- Problem description -
Filter these entries so that only lines with the word "JSON" remain.

═════ Records provided

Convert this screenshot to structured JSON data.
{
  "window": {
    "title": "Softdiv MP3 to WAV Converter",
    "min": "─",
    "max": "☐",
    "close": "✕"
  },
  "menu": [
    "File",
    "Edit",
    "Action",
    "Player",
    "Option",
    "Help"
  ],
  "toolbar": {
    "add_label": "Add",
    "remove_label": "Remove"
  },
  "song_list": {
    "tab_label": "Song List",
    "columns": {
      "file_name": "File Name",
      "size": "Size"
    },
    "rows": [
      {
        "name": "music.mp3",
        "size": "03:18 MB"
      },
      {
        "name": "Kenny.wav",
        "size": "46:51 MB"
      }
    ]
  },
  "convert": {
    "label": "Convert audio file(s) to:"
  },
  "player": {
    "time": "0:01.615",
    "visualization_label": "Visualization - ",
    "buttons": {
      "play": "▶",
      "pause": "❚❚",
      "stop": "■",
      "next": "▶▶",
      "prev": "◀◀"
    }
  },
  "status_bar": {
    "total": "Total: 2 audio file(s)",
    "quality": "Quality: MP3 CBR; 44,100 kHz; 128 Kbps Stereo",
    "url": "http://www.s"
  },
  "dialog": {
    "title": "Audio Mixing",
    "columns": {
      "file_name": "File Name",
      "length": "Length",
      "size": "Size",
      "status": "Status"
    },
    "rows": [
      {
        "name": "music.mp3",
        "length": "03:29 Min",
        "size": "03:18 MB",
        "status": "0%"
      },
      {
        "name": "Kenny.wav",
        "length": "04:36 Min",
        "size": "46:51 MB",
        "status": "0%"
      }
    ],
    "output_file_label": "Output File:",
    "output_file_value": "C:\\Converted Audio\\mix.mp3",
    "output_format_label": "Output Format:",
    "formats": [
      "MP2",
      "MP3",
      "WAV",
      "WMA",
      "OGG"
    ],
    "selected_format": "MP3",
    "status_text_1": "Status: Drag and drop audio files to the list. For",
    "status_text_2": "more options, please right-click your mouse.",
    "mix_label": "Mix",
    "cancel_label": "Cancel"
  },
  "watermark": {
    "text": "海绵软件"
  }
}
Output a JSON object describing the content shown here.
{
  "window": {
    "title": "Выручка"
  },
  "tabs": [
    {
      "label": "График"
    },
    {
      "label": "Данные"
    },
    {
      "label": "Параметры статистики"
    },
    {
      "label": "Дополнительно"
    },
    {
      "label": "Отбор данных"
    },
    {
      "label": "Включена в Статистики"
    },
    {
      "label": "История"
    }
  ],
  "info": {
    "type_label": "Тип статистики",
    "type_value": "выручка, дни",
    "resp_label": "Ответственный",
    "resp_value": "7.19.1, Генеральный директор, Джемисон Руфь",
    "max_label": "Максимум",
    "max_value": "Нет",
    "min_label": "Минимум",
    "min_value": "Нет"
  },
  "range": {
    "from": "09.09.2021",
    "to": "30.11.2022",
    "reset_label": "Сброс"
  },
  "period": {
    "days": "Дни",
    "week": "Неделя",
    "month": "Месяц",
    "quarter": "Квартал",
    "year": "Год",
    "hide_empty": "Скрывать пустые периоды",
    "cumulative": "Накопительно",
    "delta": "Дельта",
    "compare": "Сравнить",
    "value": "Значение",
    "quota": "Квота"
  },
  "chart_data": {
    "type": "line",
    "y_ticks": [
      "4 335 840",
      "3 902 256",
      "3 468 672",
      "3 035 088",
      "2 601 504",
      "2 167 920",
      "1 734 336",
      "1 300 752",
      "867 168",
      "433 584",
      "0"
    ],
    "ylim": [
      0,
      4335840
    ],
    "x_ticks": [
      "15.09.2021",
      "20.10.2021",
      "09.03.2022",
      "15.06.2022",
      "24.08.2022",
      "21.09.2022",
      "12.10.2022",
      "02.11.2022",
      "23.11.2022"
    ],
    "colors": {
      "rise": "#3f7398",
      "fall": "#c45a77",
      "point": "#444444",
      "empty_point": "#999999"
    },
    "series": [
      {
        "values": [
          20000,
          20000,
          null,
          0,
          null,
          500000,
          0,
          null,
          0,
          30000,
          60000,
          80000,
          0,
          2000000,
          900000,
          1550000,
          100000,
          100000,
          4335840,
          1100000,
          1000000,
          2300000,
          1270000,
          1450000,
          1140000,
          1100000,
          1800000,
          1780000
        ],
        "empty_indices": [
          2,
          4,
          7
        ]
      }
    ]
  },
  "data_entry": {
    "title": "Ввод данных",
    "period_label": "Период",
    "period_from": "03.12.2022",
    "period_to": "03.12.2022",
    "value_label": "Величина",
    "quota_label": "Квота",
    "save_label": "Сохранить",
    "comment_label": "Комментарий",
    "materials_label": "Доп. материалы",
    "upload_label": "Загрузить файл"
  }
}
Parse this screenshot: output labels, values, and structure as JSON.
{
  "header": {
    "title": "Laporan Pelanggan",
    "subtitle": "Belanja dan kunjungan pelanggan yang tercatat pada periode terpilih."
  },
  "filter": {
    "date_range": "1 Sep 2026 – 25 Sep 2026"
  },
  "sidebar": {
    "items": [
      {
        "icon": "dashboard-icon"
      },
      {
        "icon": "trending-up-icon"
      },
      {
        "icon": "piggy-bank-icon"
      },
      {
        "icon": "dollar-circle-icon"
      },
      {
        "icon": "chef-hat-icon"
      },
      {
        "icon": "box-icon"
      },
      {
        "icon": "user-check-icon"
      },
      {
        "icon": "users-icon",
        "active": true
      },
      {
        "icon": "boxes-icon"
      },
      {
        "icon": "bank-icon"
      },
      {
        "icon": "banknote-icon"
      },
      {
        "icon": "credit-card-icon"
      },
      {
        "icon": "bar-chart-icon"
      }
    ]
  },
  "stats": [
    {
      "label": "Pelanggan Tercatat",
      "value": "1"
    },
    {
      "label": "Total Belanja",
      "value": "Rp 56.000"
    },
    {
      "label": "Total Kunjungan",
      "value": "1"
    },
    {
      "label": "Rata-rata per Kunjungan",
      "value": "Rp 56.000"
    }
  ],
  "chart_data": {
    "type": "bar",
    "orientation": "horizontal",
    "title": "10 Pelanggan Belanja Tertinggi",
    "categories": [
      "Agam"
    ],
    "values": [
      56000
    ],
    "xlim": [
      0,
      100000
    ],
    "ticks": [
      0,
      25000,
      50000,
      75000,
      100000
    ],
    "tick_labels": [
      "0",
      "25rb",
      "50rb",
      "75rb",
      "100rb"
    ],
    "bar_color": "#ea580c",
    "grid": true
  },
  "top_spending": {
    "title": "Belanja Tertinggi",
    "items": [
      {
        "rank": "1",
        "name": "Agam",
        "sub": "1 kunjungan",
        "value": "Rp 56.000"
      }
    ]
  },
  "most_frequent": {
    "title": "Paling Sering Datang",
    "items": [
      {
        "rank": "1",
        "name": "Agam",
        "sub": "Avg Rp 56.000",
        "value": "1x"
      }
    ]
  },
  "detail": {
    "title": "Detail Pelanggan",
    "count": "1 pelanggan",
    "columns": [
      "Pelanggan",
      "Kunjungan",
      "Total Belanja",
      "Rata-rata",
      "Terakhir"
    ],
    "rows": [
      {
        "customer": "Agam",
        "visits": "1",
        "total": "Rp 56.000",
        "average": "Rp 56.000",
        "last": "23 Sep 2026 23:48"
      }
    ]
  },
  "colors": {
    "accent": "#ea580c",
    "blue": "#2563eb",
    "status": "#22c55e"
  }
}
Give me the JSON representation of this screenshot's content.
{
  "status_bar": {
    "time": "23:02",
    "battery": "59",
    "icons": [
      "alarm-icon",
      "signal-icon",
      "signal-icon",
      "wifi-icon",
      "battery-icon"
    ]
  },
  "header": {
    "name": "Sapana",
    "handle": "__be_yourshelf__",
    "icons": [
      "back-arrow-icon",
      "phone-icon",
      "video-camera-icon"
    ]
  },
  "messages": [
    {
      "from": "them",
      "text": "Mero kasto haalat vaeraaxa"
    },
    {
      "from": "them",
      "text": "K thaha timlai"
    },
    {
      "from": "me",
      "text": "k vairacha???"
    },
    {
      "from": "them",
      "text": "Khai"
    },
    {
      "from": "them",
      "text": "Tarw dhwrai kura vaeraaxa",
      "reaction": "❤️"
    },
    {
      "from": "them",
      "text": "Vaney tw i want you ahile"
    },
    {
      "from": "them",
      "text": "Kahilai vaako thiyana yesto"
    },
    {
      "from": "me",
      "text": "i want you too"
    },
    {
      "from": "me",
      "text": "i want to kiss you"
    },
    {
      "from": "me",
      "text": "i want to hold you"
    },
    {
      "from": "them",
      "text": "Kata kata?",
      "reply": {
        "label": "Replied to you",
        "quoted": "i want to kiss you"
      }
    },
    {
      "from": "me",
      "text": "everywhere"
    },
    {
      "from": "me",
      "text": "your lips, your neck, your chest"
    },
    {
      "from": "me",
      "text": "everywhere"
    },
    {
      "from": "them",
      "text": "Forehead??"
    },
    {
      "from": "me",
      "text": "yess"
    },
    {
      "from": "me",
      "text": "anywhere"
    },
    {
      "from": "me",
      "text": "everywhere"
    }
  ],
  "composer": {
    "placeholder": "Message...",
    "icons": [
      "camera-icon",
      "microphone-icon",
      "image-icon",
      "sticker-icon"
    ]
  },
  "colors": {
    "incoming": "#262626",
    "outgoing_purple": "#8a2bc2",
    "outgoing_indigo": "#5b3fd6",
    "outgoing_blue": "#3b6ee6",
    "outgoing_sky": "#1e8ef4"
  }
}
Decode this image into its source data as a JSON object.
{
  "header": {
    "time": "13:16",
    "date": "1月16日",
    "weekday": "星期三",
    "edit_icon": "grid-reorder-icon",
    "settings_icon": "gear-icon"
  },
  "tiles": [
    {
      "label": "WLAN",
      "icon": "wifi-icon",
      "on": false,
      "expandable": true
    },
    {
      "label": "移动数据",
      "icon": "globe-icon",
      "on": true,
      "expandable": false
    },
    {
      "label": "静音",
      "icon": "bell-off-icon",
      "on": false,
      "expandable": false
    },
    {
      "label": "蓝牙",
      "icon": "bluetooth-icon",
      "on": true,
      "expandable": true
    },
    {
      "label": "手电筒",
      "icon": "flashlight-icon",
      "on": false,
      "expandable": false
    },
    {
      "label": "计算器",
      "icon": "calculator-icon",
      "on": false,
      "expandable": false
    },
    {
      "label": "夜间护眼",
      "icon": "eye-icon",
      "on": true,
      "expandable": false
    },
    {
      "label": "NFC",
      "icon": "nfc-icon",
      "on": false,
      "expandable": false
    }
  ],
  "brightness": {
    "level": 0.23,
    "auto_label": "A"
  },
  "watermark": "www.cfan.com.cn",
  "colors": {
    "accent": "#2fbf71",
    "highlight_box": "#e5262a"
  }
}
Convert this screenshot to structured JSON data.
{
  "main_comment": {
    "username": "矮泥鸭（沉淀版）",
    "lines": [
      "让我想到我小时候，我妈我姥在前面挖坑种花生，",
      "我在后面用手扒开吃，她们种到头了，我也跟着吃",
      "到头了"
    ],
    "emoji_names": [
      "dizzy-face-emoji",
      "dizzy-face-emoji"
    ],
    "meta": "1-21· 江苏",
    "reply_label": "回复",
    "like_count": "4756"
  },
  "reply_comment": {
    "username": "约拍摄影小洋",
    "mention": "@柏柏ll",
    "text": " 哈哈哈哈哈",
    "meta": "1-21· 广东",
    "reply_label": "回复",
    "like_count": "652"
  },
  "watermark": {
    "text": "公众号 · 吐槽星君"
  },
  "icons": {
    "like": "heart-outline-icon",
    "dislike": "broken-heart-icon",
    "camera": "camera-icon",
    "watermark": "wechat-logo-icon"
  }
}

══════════

- Response box -
Convert this screenshot to structured JSON data.
Output a JSON object describing the content shown here.
Parse this screenshot: output labels, values, and structure as JSON.
Give me the JSON representation of this screenshot's content.
Decode this image into its source data as a JSON object.
Convert this screenshot to structured JSON data.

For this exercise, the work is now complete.